South Bend, Indiana-based RV toter Rudy Yakym Jr. hauls travel trailers out of his home state west, toting other vehicles back. Until July 11, he’d done that with a Dodge dually and a 53-ft. dovetail step.
In Goshen on that fateful day, however, just three miles from where he was headed to park the empty trailer after a West Coast run before heading home, he was plowed into from the rear on a busy four-lane by a Class 8 Volvo pulling a half-size container.
He had been stopped, pulled up “short of the main entrance to a Menard’s store so as to not to block the entrance, with a red light holding up cars about 200 feet ahead,” he says.
On impact, his rig was “launched 33 feet forward, completely without warning,” he says. The Volvo, traveling between 30 and 40 mph, Yakym estimates (the road was limited at 40), “came up onto the rear of my trailer, pushing it forward, ripping my fifth wheel hitch off of its frame rails and pushing the front of my trailer into the headache rack on my truck, driving it forward into the back of my cab.”
As for Yakym himself, the driver’s seat, which he was strapped into, broke upon impact, “laying me flat out.” Had he not been toting the trailer at the time, he’s “fully confident that I would not have survived.”
He was checked out by medics at the scene for a stiff neck, but thankfully was otherwise OK. Then, when a couple hours later he experienced a headache, “I went to the local ER where they took X-rays and a CT scan,” he says. “I have been seeing a chiropractor for massage therapy and neck adjustments twice a week.”
He talked the day after with the owner of the company the Volvo’s operator ran for, and expressed concern that the driver was distracted by his phone, probably texting at the time of the accident. “The company owner indicated that the driver had admitted that very thing to him,” Yakym says, and the driver “was terminated from his position.

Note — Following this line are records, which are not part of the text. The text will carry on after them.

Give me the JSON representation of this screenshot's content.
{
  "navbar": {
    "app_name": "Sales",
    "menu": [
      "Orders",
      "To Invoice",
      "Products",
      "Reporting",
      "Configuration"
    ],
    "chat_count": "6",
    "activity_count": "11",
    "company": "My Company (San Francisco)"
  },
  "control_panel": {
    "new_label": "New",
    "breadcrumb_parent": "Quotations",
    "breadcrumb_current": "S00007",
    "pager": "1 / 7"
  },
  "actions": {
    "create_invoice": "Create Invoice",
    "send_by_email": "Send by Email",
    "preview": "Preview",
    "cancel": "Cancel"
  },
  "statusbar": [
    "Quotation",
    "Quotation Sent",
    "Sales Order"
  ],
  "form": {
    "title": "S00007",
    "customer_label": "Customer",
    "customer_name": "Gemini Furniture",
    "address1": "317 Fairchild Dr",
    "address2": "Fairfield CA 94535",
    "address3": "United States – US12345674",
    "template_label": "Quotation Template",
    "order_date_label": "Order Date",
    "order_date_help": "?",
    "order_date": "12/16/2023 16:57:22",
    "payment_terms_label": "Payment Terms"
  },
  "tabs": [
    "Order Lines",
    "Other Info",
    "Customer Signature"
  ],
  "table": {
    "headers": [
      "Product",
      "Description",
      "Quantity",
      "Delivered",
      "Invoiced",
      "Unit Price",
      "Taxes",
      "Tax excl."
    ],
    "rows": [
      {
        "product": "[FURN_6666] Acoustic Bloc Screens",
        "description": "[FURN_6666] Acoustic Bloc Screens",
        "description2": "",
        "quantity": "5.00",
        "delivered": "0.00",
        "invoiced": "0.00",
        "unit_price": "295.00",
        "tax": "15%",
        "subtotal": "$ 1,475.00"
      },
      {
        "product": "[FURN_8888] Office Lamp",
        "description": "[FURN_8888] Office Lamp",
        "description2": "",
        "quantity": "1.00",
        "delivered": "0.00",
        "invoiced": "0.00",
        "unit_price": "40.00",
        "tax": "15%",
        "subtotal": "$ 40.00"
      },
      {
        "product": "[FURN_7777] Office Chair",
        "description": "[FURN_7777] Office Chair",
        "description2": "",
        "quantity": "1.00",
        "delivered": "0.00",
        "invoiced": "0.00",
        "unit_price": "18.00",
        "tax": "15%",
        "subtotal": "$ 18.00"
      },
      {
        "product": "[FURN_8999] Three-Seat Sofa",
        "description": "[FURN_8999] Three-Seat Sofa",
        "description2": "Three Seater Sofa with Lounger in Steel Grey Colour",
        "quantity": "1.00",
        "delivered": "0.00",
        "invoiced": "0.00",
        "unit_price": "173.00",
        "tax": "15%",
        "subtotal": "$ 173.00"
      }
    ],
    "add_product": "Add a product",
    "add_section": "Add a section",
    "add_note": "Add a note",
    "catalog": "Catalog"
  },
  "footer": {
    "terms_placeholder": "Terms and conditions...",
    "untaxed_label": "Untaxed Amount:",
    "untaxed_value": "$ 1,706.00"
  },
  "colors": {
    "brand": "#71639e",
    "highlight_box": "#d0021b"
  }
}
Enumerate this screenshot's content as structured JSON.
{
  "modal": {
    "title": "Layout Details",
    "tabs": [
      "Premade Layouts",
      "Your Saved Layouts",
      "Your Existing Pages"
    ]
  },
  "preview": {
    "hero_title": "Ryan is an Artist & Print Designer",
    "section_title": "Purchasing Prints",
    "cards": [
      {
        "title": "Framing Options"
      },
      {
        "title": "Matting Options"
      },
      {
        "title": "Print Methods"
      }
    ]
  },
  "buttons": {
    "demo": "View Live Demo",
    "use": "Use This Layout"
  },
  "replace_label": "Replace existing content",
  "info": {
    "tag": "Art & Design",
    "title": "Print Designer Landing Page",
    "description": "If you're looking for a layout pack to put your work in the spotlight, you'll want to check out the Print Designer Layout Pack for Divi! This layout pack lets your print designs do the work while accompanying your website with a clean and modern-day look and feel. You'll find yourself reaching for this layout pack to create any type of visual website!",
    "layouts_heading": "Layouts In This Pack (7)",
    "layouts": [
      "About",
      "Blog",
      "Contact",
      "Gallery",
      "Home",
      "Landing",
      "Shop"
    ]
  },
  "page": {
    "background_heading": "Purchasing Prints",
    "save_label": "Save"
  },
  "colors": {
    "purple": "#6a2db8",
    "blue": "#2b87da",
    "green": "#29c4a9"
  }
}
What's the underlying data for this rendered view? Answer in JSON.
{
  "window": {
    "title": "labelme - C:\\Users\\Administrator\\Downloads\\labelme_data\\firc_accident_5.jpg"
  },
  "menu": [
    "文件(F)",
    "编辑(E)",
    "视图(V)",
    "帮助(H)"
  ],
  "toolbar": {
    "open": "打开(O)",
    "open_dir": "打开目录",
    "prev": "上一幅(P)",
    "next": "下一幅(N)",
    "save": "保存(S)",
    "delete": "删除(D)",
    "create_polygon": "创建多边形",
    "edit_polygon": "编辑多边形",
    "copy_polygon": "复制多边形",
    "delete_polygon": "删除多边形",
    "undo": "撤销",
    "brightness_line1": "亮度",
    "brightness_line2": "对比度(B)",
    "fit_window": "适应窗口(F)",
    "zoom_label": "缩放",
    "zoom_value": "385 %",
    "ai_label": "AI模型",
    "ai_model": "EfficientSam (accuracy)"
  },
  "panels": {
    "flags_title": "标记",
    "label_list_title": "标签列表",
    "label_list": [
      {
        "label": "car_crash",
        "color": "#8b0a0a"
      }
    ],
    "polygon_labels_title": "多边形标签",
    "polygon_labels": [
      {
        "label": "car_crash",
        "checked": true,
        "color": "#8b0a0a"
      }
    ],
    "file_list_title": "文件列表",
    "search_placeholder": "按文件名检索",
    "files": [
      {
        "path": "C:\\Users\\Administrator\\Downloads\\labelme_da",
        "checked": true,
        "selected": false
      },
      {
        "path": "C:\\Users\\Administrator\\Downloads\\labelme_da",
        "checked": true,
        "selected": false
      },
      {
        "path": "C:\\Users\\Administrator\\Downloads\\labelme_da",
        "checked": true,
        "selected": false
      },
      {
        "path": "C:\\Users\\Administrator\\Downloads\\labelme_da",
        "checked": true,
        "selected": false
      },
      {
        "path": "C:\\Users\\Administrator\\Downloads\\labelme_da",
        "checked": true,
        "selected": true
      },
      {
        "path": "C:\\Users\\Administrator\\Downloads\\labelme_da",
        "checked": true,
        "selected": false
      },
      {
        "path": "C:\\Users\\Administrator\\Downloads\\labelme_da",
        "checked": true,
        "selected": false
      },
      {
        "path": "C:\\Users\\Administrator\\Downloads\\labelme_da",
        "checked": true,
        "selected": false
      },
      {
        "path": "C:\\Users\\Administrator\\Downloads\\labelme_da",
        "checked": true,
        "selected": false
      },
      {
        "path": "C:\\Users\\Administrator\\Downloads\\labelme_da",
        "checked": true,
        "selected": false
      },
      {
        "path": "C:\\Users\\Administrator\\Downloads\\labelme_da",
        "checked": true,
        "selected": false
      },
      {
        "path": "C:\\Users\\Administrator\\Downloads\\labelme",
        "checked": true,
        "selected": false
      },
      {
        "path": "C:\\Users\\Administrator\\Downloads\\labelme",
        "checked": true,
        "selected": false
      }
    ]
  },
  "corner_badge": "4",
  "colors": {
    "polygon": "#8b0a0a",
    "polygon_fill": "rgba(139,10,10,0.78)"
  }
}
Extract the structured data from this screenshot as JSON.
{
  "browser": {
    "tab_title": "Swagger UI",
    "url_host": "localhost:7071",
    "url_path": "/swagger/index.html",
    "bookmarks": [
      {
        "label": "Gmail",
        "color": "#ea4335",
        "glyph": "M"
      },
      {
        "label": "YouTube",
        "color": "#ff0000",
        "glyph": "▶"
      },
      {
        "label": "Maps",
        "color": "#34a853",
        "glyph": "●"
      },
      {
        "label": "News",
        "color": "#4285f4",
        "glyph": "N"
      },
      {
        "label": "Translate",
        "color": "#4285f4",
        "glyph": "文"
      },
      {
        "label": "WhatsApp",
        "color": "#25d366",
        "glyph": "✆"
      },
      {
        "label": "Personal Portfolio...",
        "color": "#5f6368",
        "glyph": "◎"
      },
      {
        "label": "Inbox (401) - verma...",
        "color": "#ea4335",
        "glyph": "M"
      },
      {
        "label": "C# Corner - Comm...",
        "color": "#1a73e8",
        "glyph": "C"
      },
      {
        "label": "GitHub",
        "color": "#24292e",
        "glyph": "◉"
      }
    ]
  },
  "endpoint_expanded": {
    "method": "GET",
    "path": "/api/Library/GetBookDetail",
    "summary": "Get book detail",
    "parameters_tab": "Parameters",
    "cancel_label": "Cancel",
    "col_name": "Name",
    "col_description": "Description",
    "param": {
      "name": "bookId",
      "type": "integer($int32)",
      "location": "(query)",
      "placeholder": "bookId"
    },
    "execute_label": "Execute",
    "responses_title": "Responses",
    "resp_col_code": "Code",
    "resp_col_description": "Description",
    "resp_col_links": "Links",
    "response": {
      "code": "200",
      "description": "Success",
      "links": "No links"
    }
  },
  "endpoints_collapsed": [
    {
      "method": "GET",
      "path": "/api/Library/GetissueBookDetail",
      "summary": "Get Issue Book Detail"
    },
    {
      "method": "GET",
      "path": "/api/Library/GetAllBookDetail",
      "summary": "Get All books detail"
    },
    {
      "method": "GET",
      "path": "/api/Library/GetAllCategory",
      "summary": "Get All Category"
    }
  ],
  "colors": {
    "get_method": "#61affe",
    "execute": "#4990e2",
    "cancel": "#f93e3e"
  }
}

“I shudder to think what would’ve happened had I not been there standing in harm’s way for the people in front of me. There was a long line of cars that this driver would have careened into, leaving, I am sure, numerous people dead.”
At once, he urges all to take to heart the danger of distraction and put the phone down when behind the wheel. “I have seen the results of what I believe were distracted driving accidents” other than his own, he says. In “one such accident a tractor-trailer plowed into the back of another tractor-trailer. I believe the one in front was sitting still in stopped traffic on the highway. He was hit with such impact that the back of the trailer … went up the front of the tractor in the rear and over the top of his cab and into the top of the trailer in back. There was at least 150 feet of fiberglass and plastic trailing behind the accident scene. There were no plastic or fiberglass parts left on the tractor in the rear. I do not believe it was a survivable crash.”
Yakym has dealt with headaches and muscle pain since his accident, but a bright spot has been that he will be back to hauling — hopefully by the end of this week — in a single-axle 2014 Freightliner and with a trailer similar to his previous one. He bought it from an owner-operator who was “getting out of the RV hauling business,” he says.
It all could have been worse, of course, he knows, and says he takes heart in Bible-verse Romans 8:28, “which says that ‘God works all things together for good to those who love him and are called according to his purpose.'”